McAuliffe said at a news conference that Brown will stay on as secretary of finance, the same position he has held under Republican Gov. Bob McDonnell and Democratic former Gov. Tim Kaine, at least through passage of the administration’s first two-year budget.
“I told the governor-elect I thought I could do it as well as the guy who currently has the job,” Brown told reporters.
Other appointments announced by McAuliffe were Paul Reagan, chief of staff; Suzette Denslow, deputy chief of staff; and Levar Stoney, secretary of the commonwealth. It’s the first batch of appointments by the Democrat since his Nov. 6 victory over Republican Ken Cuccinelli.
“These four leaders represent decades of serving Virginia with passion, professionalism and pragmatism, and I am pleased that they will serve in my administration,” McAuliffe said.
McAuliffe will be the 12th governor – six from each party – that Brown has worked for in a state government career spanning more than four decades. He said the job of helping Virginia’s chief executive craft a budget and shepherd it through the General Assembly is “a part of me.”
Brown “has been a steady hand at a time of great uncertainty in our commonwealth,” McAuliffe said. He has helped steer Virginia government through two major recessions, first as a top official in the Department of Planning and Budget under then-Gov. L. Douglas Wilder in the late 1980s and then under Kaine.
McAuliffe said he had both McDonnell and Wilder call Brown and encourage him to stay.

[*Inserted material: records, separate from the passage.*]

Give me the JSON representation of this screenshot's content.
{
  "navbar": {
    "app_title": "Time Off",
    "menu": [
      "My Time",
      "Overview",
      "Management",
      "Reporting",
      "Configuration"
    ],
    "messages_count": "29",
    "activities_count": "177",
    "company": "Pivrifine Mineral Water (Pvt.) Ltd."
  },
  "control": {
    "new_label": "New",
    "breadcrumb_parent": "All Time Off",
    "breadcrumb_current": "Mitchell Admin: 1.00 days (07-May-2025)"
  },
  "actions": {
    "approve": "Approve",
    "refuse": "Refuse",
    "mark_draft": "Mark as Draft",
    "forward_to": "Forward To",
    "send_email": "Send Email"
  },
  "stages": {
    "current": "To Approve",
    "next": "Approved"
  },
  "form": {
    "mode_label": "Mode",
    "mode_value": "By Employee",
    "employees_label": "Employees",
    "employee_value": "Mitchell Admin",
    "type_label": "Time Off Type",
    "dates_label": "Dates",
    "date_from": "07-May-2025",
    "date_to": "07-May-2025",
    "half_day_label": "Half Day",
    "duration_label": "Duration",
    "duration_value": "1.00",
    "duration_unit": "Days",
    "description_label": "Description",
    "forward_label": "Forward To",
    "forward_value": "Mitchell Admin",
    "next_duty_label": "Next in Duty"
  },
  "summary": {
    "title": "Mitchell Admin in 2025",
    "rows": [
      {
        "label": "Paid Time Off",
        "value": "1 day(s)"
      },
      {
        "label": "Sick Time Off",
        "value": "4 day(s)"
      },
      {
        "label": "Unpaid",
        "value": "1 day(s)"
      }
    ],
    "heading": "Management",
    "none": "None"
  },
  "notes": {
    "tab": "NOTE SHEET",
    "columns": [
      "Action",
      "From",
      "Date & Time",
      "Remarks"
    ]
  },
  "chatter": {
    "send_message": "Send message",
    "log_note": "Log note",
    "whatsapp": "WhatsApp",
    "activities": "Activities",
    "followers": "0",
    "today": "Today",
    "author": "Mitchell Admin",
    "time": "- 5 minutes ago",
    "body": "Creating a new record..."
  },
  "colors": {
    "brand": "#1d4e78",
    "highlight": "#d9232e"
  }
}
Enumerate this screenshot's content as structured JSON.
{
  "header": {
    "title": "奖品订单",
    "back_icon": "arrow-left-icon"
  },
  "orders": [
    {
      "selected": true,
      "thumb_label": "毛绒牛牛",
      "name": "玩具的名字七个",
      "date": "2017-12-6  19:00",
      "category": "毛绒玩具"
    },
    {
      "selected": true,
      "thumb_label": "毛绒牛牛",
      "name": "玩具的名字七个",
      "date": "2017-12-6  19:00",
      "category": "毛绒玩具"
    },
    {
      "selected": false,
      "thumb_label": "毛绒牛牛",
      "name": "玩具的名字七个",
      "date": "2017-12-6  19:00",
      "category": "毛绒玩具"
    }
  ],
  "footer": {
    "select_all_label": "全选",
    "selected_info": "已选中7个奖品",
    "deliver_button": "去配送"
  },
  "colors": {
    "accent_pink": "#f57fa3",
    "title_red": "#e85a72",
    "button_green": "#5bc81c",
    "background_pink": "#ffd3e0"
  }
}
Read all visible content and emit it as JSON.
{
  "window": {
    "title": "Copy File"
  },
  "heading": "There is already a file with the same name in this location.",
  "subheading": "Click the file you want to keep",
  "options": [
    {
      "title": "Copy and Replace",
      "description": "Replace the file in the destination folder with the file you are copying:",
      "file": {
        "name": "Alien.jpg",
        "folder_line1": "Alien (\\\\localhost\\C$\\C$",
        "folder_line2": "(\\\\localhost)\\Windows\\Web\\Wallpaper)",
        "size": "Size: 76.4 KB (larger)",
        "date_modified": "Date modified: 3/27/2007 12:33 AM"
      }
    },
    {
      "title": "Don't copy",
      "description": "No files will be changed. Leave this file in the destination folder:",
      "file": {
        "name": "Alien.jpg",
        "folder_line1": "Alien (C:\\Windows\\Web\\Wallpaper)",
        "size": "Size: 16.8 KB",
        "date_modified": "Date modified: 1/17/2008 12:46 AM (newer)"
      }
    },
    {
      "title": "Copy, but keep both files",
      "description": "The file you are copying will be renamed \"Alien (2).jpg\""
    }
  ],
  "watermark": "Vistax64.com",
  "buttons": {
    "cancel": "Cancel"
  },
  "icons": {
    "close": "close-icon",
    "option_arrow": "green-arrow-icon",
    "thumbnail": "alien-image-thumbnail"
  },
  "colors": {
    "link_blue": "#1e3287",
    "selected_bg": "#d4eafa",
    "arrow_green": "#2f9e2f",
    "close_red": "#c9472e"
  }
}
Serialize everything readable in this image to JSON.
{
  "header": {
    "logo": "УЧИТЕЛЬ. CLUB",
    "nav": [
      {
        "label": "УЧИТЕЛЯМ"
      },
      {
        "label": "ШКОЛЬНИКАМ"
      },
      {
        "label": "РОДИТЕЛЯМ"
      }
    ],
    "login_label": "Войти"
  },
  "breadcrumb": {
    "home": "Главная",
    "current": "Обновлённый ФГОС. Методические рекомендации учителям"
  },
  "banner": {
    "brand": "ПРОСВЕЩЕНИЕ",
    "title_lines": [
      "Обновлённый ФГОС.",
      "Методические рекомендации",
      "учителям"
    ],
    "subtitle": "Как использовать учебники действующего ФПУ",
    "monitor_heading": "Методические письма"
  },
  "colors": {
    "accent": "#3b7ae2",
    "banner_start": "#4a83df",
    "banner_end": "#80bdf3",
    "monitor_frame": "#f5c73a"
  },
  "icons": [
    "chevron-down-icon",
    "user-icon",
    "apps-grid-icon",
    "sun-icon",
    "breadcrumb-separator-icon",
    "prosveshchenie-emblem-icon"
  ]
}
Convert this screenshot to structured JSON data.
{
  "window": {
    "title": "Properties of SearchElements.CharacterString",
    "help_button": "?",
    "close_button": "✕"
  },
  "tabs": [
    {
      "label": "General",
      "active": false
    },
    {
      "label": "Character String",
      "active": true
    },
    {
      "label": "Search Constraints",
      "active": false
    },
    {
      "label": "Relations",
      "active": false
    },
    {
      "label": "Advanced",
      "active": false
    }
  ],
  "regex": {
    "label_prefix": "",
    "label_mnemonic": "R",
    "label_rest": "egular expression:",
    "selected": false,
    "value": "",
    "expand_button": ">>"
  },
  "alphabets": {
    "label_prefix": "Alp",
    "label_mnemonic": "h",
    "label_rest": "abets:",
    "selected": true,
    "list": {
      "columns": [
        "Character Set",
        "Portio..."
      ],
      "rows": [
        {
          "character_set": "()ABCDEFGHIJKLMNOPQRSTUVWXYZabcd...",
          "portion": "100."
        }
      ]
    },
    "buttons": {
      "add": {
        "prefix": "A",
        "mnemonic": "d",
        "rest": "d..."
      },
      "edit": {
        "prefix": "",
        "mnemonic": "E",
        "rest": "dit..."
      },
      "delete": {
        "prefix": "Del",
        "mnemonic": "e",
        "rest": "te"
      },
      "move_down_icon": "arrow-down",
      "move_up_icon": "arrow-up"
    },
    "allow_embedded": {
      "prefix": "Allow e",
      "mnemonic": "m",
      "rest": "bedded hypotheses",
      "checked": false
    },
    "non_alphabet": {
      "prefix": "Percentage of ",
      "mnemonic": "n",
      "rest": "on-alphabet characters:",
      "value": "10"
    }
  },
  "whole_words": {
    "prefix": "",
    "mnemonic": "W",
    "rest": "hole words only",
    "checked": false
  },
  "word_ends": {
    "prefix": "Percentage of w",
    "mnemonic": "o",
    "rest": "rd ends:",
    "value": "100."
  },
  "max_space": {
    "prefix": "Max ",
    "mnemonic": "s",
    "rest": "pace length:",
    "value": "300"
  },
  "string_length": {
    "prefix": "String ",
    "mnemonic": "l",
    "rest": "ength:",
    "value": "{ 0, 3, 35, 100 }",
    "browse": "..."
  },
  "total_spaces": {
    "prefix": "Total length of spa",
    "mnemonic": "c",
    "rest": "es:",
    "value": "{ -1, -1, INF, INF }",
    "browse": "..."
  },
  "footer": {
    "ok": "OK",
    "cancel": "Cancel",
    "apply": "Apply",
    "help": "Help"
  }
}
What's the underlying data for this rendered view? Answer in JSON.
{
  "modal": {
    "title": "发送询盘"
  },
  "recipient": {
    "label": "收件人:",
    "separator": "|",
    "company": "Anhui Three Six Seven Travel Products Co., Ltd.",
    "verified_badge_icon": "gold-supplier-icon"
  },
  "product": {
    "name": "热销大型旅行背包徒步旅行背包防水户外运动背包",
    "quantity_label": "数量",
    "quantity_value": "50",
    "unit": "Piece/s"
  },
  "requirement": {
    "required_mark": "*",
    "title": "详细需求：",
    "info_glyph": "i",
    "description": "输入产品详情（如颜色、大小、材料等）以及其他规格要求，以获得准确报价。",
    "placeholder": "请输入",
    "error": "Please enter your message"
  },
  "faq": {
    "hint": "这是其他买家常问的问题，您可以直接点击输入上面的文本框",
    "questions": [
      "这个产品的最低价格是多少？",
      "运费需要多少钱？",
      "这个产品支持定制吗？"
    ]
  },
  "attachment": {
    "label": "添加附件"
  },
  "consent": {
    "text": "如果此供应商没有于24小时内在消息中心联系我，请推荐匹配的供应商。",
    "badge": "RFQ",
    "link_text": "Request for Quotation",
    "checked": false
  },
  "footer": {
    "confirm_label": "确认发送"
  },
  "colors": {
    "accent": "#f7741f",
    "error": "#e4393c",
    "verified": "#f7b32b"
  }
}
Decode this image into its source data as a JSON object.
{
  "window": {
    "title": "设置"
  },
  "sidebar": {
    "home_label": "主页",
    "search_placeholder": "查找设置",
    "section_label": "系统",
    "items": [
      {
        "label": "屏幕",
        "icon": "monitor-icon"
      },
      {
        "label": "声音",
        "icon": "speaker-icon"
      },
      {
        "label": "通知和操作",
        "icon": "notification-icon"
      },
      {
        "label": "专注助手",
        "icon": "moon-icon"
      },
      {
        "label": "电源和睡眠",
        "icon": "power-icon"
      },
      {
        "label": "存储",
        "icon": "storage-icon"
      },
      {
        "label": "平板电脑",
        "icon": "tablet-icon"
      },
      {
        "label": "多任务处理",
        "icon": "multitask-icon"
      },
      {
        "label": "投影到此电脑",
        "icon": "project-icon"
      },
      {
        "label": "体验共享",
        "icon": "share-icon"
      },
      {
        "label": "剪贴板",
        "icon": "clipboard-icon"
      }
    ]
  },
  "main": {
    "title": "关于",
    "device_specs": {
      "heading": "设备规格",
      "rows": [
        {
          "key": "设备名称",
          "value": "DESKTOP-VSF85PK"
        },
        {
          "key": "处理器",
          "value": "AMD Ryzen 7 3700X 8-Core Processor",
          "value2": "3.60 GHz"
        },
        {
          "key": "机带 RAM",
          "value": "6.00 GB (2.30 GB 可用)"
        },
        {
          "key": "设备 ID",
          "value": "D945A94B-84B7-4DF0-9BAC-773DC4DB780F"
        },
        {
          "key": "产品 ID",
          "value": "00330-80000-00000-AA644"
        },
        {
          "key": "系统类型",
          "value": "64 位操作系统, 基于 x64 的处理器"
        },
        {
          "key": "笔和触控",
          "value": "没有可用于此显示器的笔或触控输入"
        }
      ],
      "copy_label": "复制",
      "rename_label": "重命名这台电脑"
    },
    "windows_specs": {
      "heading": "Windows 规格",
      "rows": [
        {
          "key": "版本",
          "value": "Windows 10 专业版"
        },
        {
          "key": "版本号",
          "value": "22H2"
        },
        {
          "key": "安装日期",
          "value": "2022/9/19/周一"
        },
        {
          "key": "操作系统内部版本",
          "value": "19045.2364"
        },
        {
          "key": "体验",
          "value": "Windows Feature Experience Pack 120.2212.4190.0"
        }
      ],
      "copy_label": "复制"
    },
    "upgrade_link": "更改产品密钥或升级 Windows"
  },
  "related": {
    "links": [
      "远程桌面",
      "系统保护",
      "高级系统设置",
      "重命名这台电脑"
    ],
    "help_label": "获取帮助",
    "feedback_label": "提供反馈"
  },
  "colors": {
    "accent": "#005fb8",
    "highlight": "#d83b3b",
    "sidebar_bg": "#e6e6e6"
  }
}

Reagan has worked for several Virginia elected officials, both in Richmond and on Capitol Hill. He was communications director for former Gov. Mark Warner and most recently served as U.S. Sen. Jim Webb’s chief of staff.
Denslow is chief of staff for Richmond Mayor Dwight Jones. She previously served as a deputy education secretary under Wilder and as legislative director for Warner and Kaine.
Stoney is the former executive director of the state Democratic Party and was McAuliffe’s deputy campaign manager. In 2009, he directed the unsuccessful gubernatorial campaign of Democrat Creigh Deeds, who defeated McAuliffe in a primary.